SOURCE RECORDS START
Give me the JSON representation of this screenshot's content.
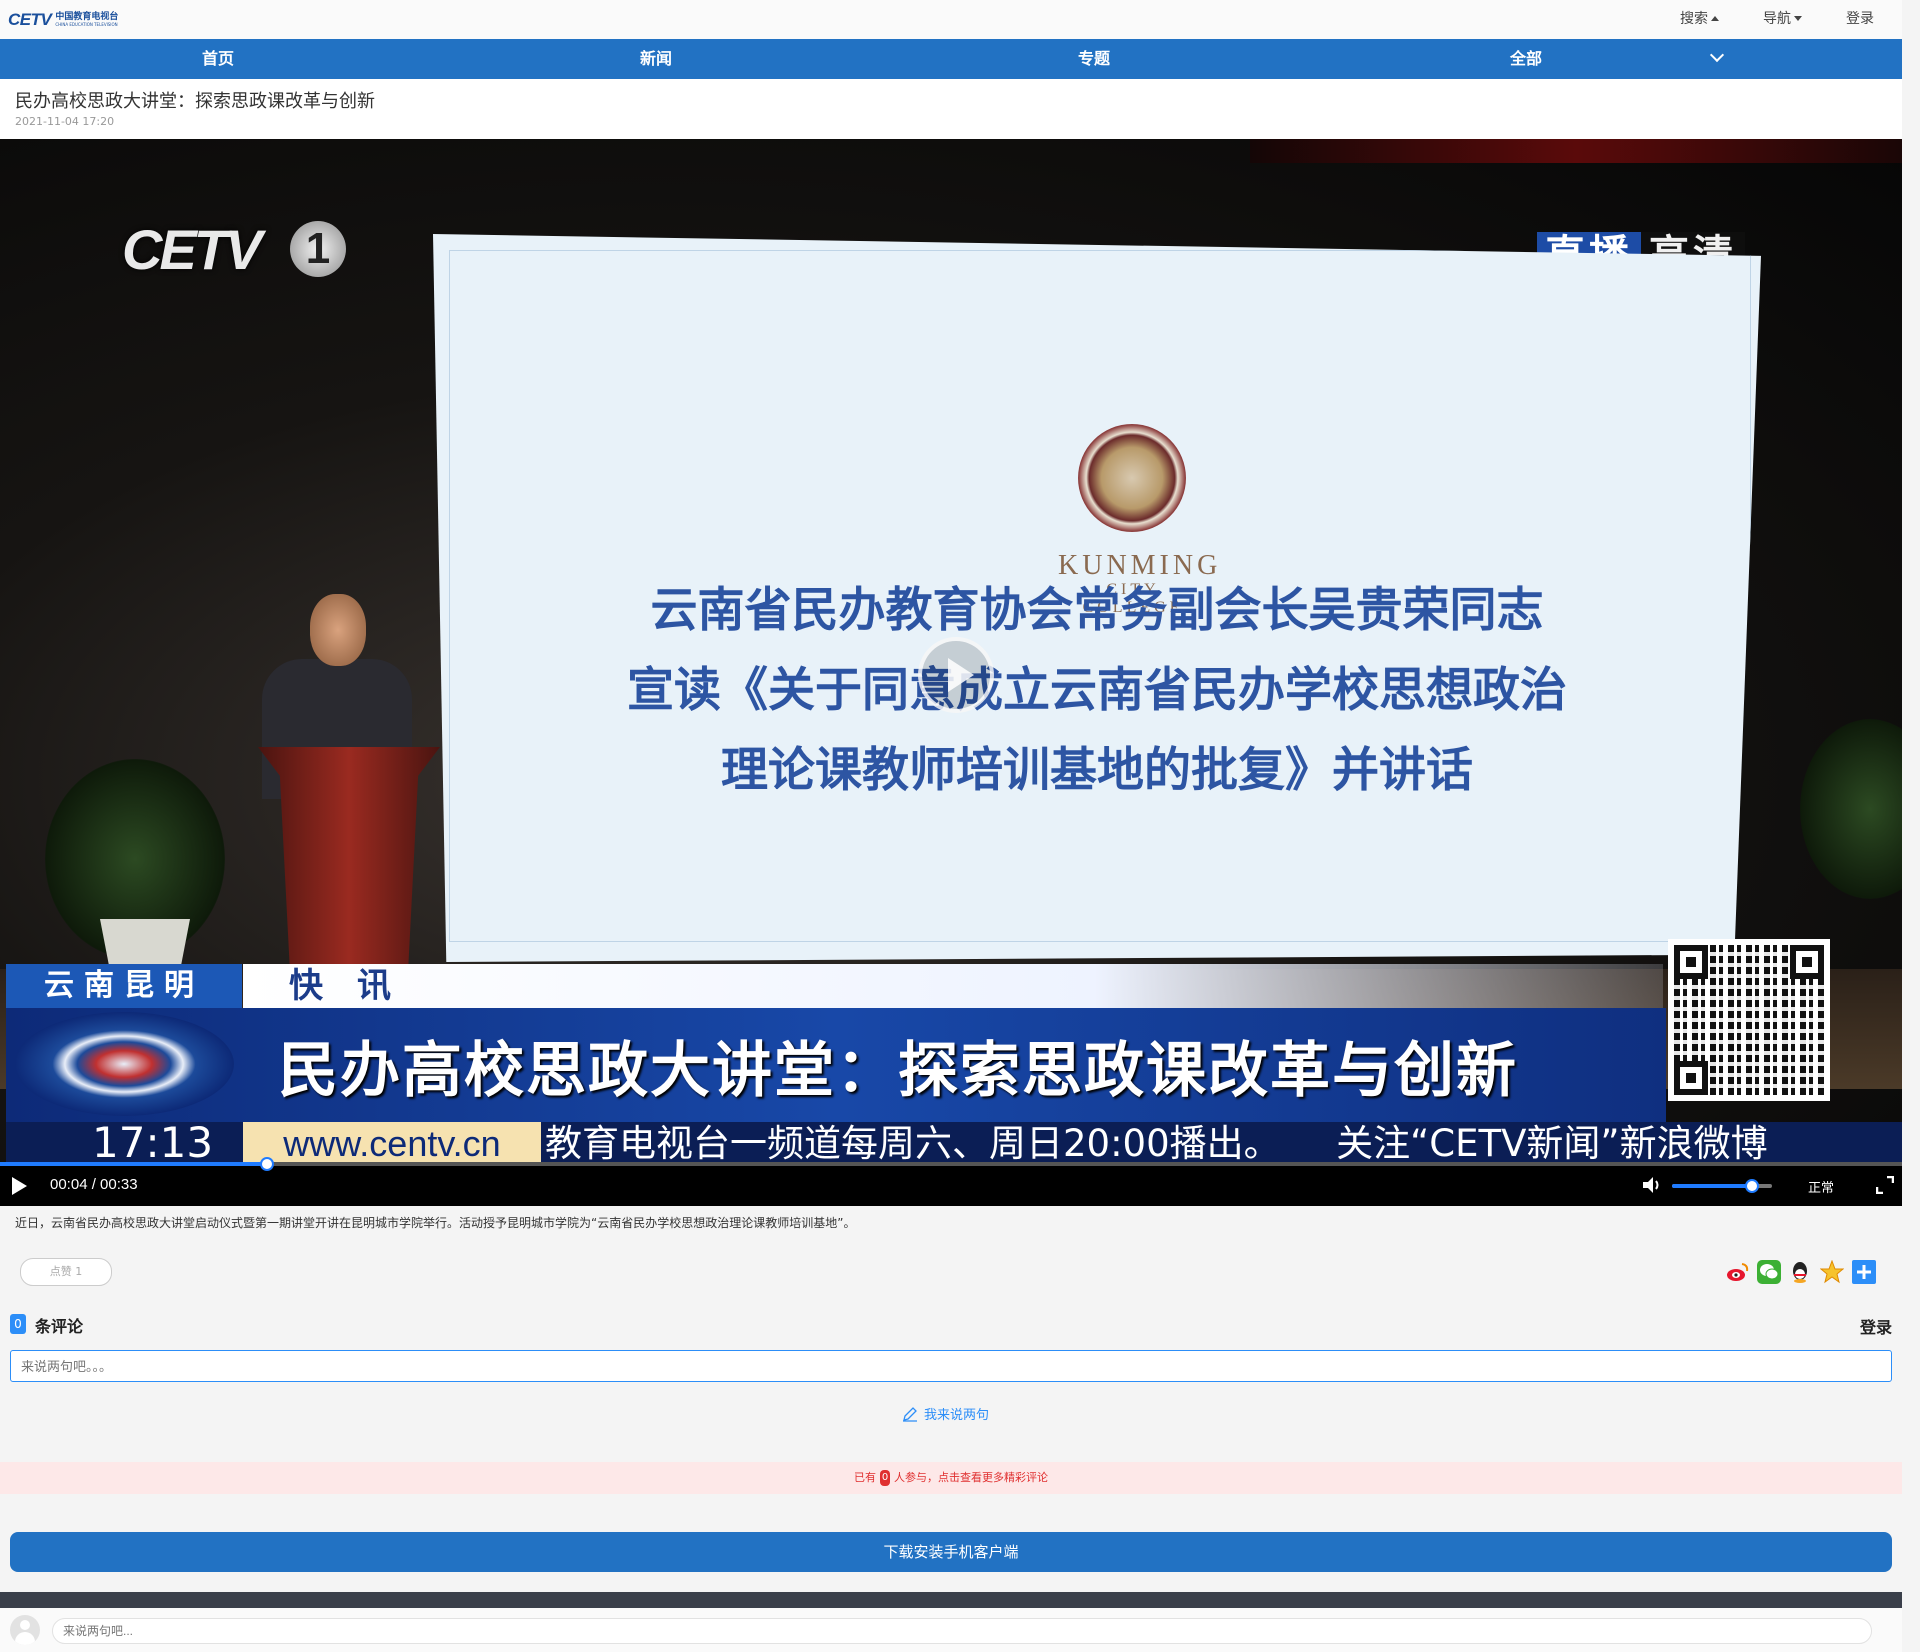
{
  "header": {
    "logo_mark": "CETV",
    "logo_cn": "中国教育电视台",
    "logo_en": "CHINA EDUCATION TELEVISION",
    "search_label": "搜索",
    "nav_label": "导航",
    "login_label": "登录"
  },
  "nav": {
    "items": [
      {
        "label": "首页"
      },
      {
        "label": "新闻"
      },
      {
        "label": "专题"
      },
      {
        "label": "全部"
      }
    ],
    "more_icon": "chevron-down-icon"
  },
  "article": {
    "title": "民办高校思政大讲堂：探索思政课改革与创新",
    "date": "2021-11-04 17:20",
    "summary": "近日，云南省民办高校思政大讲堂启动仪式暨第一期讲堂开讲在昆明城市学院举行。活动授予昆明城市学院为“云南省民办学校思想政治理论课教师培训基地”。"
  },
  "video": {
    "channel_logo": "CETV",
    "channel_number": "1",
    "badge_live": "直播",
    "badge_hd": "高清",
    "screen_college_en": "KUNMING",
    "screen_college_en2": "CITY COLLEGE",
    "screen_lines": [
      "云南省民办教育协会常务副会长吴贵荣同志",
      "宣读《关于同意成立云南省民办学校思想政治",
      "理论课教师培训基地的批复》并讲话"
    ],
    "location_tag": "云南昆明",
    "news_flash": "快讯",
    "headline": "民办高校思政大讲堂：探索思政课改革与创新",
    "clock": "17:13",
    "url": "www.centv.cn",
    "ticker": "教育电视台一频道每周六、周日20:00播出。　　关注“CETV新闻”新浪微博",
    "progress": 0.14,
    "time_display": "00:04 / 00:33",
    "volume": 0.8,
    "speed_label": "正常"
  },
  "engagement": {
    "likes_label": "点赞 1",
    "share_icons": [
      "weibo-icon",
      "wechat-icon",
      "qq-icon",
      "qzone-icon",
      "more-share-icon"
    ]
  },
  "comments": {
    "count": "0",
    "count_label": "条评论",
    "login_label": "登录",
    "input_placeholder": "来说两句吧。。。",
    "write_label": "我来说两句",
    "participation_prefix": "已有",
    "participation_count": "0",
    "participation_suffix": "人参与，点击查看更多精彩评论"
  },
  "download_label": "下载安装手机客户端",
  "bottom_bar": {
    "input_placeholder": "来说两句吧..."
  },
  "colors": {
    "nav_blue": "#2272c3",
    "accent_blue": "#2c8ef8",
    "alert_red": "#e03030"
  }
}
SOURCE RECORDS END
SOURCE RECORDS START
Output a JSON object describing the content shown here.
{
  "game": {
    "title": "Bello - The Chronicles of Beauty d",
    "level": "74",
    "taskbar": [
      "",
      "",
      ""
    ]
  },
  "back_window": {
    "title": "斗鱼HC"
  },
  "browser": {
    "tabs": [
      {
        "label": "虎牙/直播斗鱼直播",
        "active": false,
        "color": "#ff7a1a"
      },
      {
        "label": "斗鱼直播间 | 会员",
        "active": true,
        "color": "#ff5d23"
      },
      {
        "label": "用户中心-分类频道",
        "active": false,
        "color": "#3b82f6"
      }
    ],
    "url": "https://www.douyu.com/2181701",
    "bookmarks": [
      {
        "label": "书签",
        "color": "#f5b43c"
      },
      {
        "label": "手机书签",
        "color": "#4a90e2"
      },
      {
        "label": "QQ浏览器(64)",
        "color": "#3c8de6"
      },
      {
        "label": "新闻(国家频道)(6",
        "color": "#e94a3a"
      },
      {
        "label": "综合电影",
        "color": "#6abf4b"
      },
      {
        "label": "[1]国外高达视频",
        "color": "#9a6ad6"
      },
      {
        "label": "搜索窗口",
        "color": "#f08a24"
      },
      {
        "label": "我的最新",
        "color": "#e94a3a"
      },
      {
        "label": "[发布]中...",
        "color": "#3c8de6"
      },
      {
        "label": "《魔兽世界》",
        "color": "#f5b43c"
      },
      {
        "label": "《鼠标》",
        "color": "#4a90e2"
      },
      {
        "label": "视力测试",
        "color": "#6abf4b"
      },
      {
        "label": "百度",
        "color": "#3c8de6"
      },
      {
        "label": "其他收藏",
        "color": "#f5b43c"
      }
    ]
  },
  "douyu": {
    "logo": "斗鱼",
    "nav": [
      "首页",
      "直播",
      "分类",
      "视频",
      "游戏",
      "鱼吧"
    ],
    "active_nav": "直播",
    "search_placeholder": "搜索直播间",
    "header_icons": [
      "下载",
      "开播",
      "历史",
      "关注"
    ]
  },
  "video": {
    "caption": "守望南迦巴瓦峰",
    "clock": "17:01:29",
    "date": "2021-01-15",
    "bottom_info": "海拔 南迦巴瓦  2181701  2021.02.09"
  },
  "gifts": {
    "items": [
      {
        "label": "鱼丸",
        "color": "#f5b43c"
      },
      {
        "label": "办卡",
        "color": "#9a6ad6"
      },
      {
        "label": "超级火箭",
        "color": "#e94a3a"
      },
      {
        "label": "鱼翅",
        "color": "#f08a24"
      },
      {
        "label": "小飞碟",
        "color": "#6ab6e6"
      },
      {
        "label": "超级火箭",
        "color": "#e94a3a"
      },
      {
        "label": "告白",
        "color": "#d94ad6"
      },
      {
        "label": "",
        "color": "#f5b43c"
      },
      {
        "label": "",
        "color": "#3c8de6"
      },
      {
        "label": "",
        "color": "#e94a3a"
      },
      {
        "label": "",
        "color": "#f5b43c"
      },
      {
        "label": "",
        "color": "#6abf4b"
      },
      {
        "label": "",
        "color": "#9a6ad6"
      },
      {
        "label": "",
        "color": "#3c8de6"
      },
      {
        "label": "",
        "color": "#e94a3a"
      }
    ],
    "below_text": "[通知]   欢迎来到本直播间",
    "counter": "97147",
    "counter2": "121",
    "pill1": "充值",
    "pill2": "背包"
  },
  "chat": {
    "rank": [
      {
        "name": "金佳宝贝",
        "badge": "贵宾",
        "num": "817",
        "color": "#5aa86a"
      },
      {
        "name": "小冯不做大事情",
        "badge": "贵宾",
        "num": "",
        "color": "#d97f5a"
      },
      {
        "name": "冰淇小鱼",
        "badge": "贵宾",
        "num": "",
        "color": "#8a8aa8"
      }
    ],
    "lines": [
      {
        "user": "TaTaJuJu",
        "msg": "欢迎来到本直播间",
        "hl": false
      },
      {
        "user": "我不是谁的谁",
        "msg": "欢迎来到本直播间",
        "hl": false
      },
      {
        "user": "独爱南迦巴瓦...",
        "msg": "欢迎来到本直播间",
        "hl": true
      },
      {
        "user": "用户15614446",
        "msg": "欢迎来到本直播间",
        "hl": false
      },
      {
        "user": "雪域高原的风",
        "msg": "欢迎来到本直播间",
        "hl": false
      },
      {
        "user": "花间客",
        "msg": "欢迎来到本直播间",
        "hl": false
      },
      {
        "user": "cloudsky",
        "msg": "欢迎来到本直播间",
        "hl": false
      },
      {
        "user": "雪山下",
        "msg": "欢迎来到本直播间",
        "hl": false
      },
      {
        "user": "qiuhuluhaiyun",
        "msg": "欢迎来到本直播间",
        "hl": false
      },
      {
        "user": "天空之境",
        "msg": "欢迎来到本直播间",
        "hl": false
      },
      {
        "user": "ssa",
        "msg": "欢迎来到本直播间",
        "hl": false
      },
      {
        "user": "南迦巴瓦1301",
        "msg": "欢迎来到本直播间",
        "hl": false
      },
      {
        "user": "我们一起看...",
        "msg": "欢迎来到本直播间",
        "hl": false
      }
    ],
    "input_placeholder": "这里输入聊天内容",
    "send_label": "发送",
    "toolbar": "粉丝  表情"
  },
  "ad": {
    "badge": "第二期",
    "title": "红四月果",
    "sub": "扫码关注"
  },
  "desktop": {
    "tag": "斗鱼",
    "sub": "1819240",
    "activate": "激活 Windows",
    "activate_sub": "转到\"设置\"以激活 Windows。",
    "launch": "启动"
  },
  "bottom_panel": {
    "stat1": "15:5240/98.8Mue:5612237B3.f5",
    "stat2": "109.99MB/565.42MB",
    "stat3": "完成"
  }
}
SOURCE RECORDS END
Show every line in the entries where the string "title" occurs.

> **ANSWER TO THIS PROBLEM**
    "title": "民办高校思政大讲堂：探索思政课改革与创新",
    "title": "Bello - The Chronicles of Beauty d",
    "title": "斗鱼HC"
    "title": "红四月果",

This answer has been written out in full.